Hope you posted on the good guys thread fidget.
Very unusual for Hayloft, their service is reckoned to be one of the best.
The Phlox I got were from an offer in Saga Magazine. They came as dried roots, but when soaked overnight and potted up, they grew away. For the price I paid I could not complain about what I got.
They are definitely running to seed Bekkie, shall we keep some when ripe and have a go. There is not much cutting material yet, but I will keep an eye on them, phlox for next year?
Dark pink, light pink and white.
I have to say that I have never seen seeds on Phlox paniculata, in any of our gardens in the last 45 years. Be interesting to see if they DO set seed. Obviously they must or there would be no new varieties, but possibly not in British conditions.
Please keep us informed of progress and germination rates.

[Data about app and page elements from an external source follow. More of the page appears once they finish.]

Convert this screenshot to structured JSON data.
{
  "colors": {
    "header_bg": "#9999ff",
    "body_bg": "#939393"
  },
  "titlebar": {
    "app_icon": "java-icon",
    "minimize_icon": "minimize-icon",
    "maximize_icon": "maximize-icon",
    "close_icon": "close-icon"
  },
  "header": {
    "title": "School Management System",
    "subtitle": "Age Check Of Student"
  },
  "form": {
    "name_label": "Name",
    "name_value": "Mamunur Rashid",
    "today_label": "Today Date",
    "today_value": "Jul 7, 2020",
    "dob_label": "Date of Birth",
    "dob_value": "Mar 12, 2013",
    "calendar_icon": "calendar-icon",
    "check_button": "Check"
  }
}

the more or less original ones-bright eyes, davidii and that pinky purply magenta one seed around and about but the hybrids one would like seem not to. for a few years davidii were a curse comparable to asters but have now been replaced by leucanthemum as worst offenders. does anyone have any thoughts on why plants go through cycles of exuberant seeding then fade and sometimes stop. at various times ive been overwhelmed with centranthus, echinacea, asters, leucanthemum and phlox-then suddenly its hard to find a seedling.